Taking the cue from Alan, Beervana Jeff is also trying to redefine the brewery categories in a way that is more realistic (for lack of a better word) to the current situation in the American industry.
I like how things are here in the Czech Republic. There are four legally recognised categories that are based on the annual output of the breweries, and that's pretty much it. Everybody makes "pivo", attempts to come out with something that will describe certain beers haven't had much success, and as I've already discussed, I'm really cool with that.
But back to Jeff, by the end of his post he says that "there's really no use for the term (craft) and I am going on a personal campaign to eliminate it from my own vocabulary." And I believe we should all do likewise.
Let's do away with the term "Craft" to describe certain beers and breweries. It has become just another label, like "Premium", that doesn't mean anything as far as the quality of the beer is concerned. (actually, I would argue that "Premium" carries a lot more meaning quality-wise than "craft"). And we are doing ourselves (the consumers) disservice by keeping the craft beer myth alive.
In a Tweet, Boak and Bailey (perhaps trolling a bit, he!) said that it's hard to have a conversation with blunter terms. I disagree, it's actually very easy. Instead of wasting time and energy trying to explain what craft beer is or isn't, you can speak about the breweries and their beers and why do you think they are, or aren't, good.
Mind you, I'm not against the use of "craft" per se, just like I'm not against the use of "premium". If it helps the people on the other side of the counter shift a few more bottles or kegs, I'm fine with that. Let them define "craft beer" with whatever convenient nonsense they see fit, but we should ignore all of it.

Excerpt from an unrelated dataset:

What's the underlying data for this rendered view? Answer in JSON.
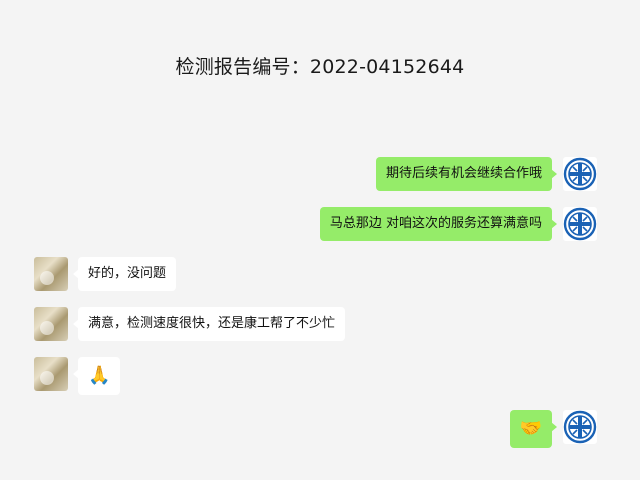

All commercial beer, regardless of the scale of its production, is industrial, after all, it has always been.